Task statement | Filter the entries for lines with the word "الفرص".

* * * * * * * * *

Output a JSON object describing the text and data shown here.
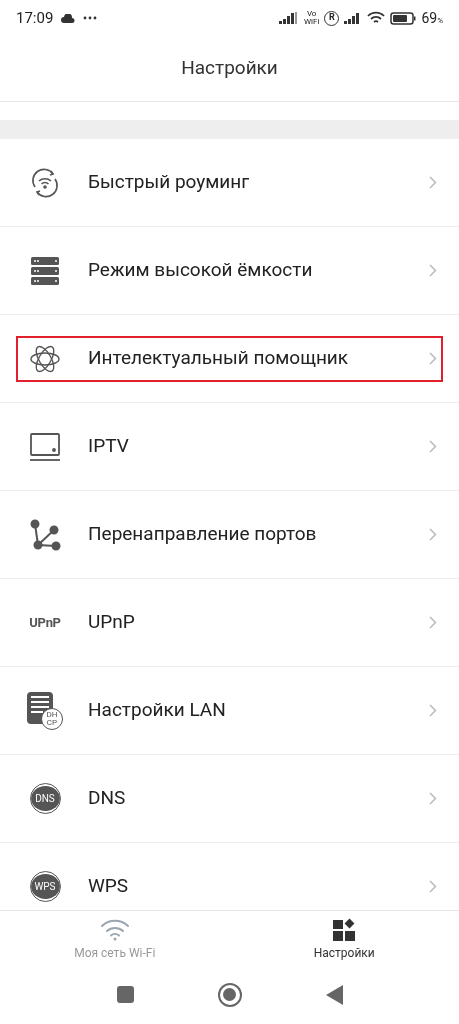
{
  "status_bar": {
    "time": "17:09",
    "volte": "Vo",
    "volte_sub": "WiFi",
    "roaming": "R",
    "battery_percent": "69",
    "percent_sign": "%"
  },
  "header": {
    "title": "Настройки"
  },
  "items": [
    {
      "kind": "roaming",
      "label": "Быстрый роуминг",
      "highlighted": false
    },
    {
      "kind": "server",
      "label": "Режим высокой ёмкости",
      "highlighted": false
    },
    {
      "kind": "atom",
      "label": "Интелектуальный помощник",
      "highlighted": true
    },
    {
      "kind": "tv",
      "label": "IPTV",
      "highlighted": false
    },
    {
      "kind": "ports",
      "label": "Перенаправление портов",
      "highlighted": false
    },
    {
      "kind": "upnp",
      "label": "UPnP",
      "icon_text": "UPnP",
      "highlighted": false
    },
    {
      "kind": "lan",
      "label": "Настройки LAN",
      "icon_text": "DHCP",
      "highlighted": false
    },
    {
      "kind": "badge",
      "label": "DNS",
      "icon_text": "DNS",
      "highlighted": false
    },
    {
      "kind": "badge",
      "label": "WPS",
      "icon_text": "WPS",
      "highlighted": false
    }
  ],
  "bottom_nav": [
    {
      "kind": "wifi",
      "label": "Моя сеть Wi-Fi",
      "selected": false
    },
    {
      "kind": "settings",
      "label": "Настройки",
      "selected": true
    }
  ]
}
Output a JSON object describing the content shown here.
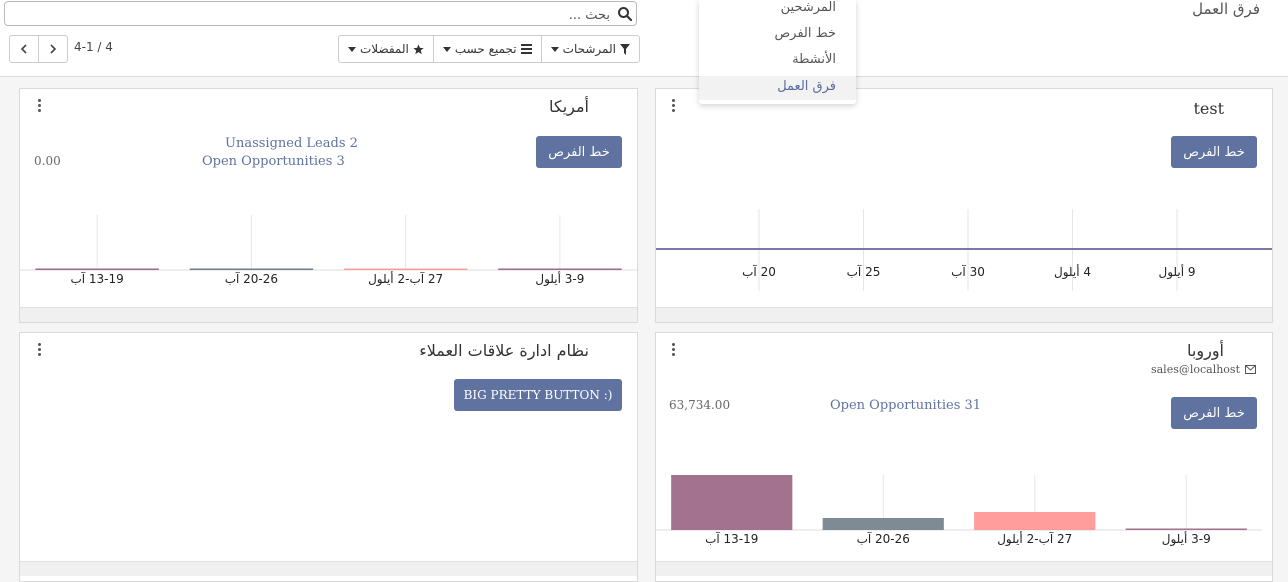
{
  "page_title": "فرق العمل",
  "search": {
    "placeholder": "بحث ..."
  },
  "toolbar": {
    "filters_label": "المرشحات",
    "group_by_label": "تجميع حسب",
    "favorites_label": "المفضلات"
  },
  "pager": {
    "value": "4-1 / 4"
  },
  "menu": {
    "items": [
      "المرشحين",
      "خط الفرص",
      "الأنشطة",
      "فرق العمل"
    ],
    "active": "فرق العمل"
  },
  "cards": {
    "america": {
      "title": "أمريكا",
      "button_label": "خط الفرص",
      "unassigned_leads": "Unassigned Leads 2",
      "open_opportunities": "Open Opportunities 3",
      "amount": "0.00"
    },
    "test": {
      "title": "test",
      "button_label": "خط الفرص"
    },
    "crm": {
      "title": "نظام ادارة علاقات العملاء",
      "button_label": "BIG PRETTY BUTTON :)"
    },
    "europe": {
      "title": "أوروبا",
      "email": "sales@localhost",
      "button_label": "خط الفرص",
      "open_opportunities": "Open Opportunities 31",
      "amount": "63,734.00"
    }
  },
  "chart_data": [
    {
      "type": "bar",
      "panel": "america",
      "categories": [
        "13-19 آب",
        "20-26 آب",
        "27 آب-2 أيلول",
        "3-9 أيلول"
      ],
      "values": [
        0.1,
        0.1,
        0.1,
        0.1
      ],
      "colors": [
        "#9b6b8e",
        "#6d7f8a",
        "#ff9c9c",
        "#9b6b8e"
      ]
    },
    {
      "type": "line",
      "panel": "test",
      "categories": [
        "20 آب",
        "25 آب",
        "30 آب",
        "4 أيلول",
        "9 أيلول"
      ],
      "values": [
        0,
        0,
        0,
        0,
        0
      ],
      "color": "#7a78a8"
    },
    {
      "type": "bar",
      "panel": "europe",
      "categories": [
        "13-19 آب",
        "20-26 آب",
        "27 آب-2 أيلول",
        "3-9 أيلول"
      ],
      "values": [
        55,
        12,
        18,
        1
      ],
      "colors": [
        "#a3728f",
        "#7e8b94",
        "#ff9c9c",
        "#a3728f"
      ]
    }
  ]
}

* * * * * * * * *

Exercise result |
      "خط الفرص",
      "button_label": "خط الفرص",
      "button_label": "خط الفرص"
      "button_label": "خط الفرص",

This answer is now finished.